[[ Records to use, beginning ]]

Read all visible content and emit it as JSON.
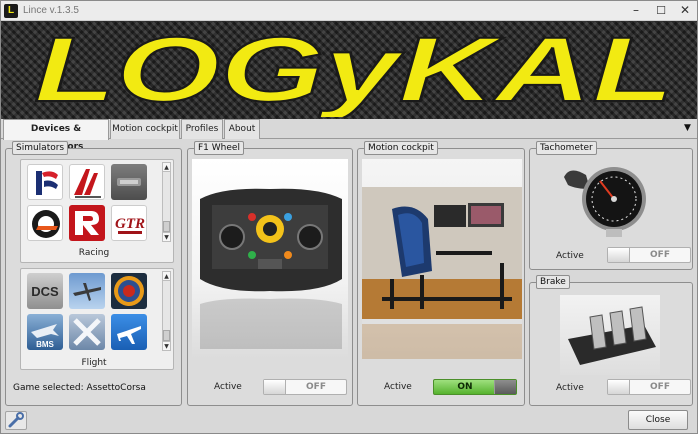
{
  "window": {
    "app_icon_letter": "L",
    "title": "Lince v.1.3.5",
    "minimize_glyph": "–",
    "maximize_glyph": "☐",
    "close_glyph": "✕"
  },
  "banner": {
    "logo_text": "LOGyKAL",
    "logo_color": "#f2ea12"
  },
  "tabs": [
    {
      "label": "Devices & Simulators",
      "active": true
    },
    {
      "label": "Motion cockpit",
      "active": false
    },
    {
      "label": "Profiles",
      "active": false
    },
    {
      "label": "About",
      "active": false
    }
  ],
  "tab_menu_glyph": "▼",
  "simulators": {
    "title": "Simulators",
    "racing": {
      "caption": "Racing",
      "icons": [
        "iracing-icon",
        "assetto-corsa-icon",
        "generic-sim-icon",
        "rfactor2-icon",
        "raceroom-icon",
        "gtr-icon"
      ]
    },
    "flight": {
      "caption": "Flight",
      "icons": [
        "dcs-icon",
        "il2-icon",
        "raf-roundel-icon",
        "falcon-bms-icon",
        "xplane-icon",
        "fsx-icon"
      ]
    },
    "scroll_up": "▲",
    "scroll_down": "▼",
    "game_selected": "Game selected: AssettoCorsa"
  },
  "devices": [
    {
      "id": "f1",
      "title": "F1 Wheel",
      "active_label": "Active",
      "state": "OFF"
    },
    {
      "id": "motion",
      "title": "Motion cockpit",
      "active_label": "Active",
      "state": "ON"
    },
    {
      "id": "tacho",
      "title": "Tachometer",
      "active_label": "Active",
      "state": "OFF"
    },
    {
      "id": "brake",
      "title": "Brake",
      "active_label": "Active",
      "state": "OFF"
    }
  ],
  "footer": {
    "close_label": "Close"
  },
  "colors": {
    "on_green": "#56b22e",
    "off_text": "#8a8a8a",
    "panel_bg": "#dcdcdc"
  }
}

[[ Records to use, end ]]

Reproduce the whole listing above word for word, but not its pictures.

Answer to the exercise
Read all visible content and emit it as JSON.
{
  "window": {
    "app_icon_letter": "L",
    "title": "Lince v.1.3.5",
    "minimize_glyph": "–",
    "maximize_glyph": "☐",
    "close_glyph": "✕"
  },
  "banner": {
    "logo_text": "LOGyKAL",
    "logo_color": "#f2ea12"
  },
  "tabs": [
    {
      "label": "Devices & Simulators",
      "active": true
    },
    {
      "label": "Motion cockpit",
      "active": false
    },
    {
      "label": "Profiles",
      "active": false
    },
    {
      "label": "About",
      "active": false
    }
  ],
  "tab_menu_glyph": "▼",
  "simulators": {
    "title": "Simulators",
    "racing": {
      "caption": "Racing",
      "icons": [
        "iracing-icon",
        "assetto-corsa-icon",
        "generic-sim-icon",
        "rfactor2-icon",
        "raceroom-icon",
        "gtr-icon"
      ]
    },
    "flight": {
      "caption": "Flight",
      "icons": [
        "dcs-icon",
        "il2-icon",
        "raf-roundel-icon",
        "falcon-bms-icon",
        "xplane-icon",
        "fsx-icon"
      ]
    },
    "scroll_up": "▲",
    "scroll_down": "▼",
    "game_selected": "Game selected: AssettoCorsa"
  },
  "devices": [
    {
      "id": "f1",
      "title": "F1 Wheel",
      "active_label": "Active",
      "state": "OFF"
    },
    {
      "id": "motion",
      "title": "Motion cockpit",
      "active_label": "Active",
      "state": "ON"
    },
    {
      "id": "tacho",
      "title": "Tachometer",
      "active_label": "Active",
      "state": "OFF"
    },
    {
      "id": "brake",
      "title": "Brake",
      "active_label": "Active",
      "state": "OFF"
    }
  ],
  "footer": {
    "close_label": "Close"
  },
  "colors": {
    "on_green": "#56b22e",
    "off_text": "#8a8a8a",
    "panel_bg": "#dcdcdc"
  }
}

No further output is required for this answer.